It's a lot of fun to mess with diversity in our own world, but have you thought about making it up yourself?  I talked about that in my post on diversity in SF/F.  Because you have control over the culture of your world, you have control over what it considers diverse-- therefore, you can make absolutely anyone a minority.  You can turn the tables.  You can make a direct Earth analogue.  Whatever you decide, you can make it happen.  It's up to you.

To round out the month, Hawkeye interviewed the wonderful Marieke Nijkamp, YA author and founder of DiversifYA.  She has been a longtime advocate for all things YA and diverse, and her interview was spectacular.  From tips on writing with diversity in mind, to good diverse books to read, she gave an excellent overview of the solution.  If you read nothing else this month, read this interview.

Did we cover it all?  Pfft, no.  Thor couldn't benchpress the amount of things we left out.  What about gender?  What about race?  Disability and mental illness?  Poverty?  Countries other than the USA?  We barely scratched the surface of diversity in YA, but I hope we got you thinking about it.  Don't settle for normal.  You can do so much more.

Ahaha, but that's not the end of the month-- merely the end of our diversity topic.  We attempted a Twitter chat once again, but once again managed to miss it.  We'll try again with next month's topic on the 27th, unless you see another message via Twitter.  Other than that, however, we had enormous fun with an Avengers livetweet on April 30th, using #YAvengers to gather our tweets.  I had to sit with Spider-Man for three hours straight, but after seeing that movie, I have to say it was worth it.  You can read through everything we said if you don't mind Spider-Man being a large part of it.

May is here!  This month we're talking about publishing, everything we can hit.  Querying, agents, self-publishing, connections, whatever we can put on the table.  We'll do our best to get your staggeringly diverse books (wink wink, nudge nudge) on the shelves.  Or at least, we'll tell you what you need to know so you can do it yourself.

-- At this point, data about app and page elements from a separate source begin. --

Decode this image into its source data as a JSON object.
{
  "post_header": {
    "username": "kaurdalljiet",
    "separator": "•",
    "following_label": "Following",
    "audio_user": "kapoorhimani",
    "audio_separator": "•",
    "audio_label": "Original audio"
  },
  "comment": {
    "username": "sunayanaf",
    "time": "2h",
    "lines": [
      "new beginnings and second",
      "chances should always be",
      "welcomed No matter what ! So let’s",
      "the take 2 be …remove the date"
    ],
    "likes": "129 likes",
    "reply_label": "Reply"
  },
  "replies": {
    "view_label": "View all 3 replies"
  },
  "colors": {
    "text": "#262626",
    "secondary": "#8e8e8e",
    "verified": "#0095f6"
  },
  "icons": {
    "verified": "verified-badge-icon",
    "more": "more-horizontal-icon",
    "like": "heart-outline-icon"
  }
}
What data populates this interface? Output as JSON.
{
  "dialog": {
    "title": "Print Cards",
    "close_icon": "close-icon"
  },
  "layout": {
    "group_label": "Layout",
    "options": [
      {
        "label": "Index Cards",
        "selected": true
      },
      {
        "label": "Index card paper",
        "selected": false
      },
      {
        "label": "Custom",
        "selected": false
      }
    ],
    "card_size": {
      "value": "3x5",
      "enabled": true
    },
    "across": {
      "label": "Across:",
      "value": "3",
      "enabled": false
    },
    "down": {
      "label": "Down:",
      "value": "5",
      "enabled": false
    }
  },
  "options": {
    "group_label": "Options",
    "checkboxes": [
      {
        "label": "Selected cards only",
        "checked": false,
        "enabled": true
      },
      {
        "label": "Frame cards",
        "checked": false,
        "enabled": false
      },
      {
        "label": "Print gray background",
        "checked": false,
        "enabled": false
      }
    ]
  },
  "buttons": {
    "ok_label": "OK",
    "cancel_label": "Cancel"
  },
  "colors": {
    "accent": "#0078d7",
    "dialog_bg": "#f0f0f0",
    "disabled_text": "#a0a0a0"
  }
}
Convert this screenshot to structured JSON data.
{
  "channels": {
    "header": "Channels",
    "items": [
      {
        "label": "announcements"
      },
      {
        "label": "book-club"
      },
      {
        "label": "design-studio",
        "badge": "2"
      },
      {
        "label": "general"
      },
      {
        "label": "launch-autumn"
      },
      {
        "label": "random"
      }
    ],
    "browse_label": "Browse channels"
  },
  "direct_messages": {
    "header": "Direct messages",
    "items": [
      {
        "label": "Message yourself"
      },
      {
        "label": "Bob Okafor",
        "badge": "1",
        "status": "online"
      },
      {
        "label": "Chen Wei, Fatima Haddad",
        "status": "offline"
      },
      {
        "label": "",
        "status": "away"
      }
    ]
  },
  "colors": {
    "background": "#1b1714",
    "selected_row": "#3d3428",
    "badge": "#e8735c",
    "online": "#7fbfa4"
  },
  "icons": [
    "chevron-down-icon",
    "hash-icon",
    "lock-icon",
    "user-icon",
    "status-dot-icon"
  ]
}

As always, thank you for a wonderful month.  We love it when you read our posts, we love it when you comment, and we love it when you laugh rather than cry at strange things such as Spider-Man.  (No, I will not let that go.  I will live with that mistake for the rest of my life.)  Thanks for sticking with us (my word, I accidentally made a 'stick' pun), and we'll do our best to keep writing for you.  In the meantime, keep writing your own masterpieces.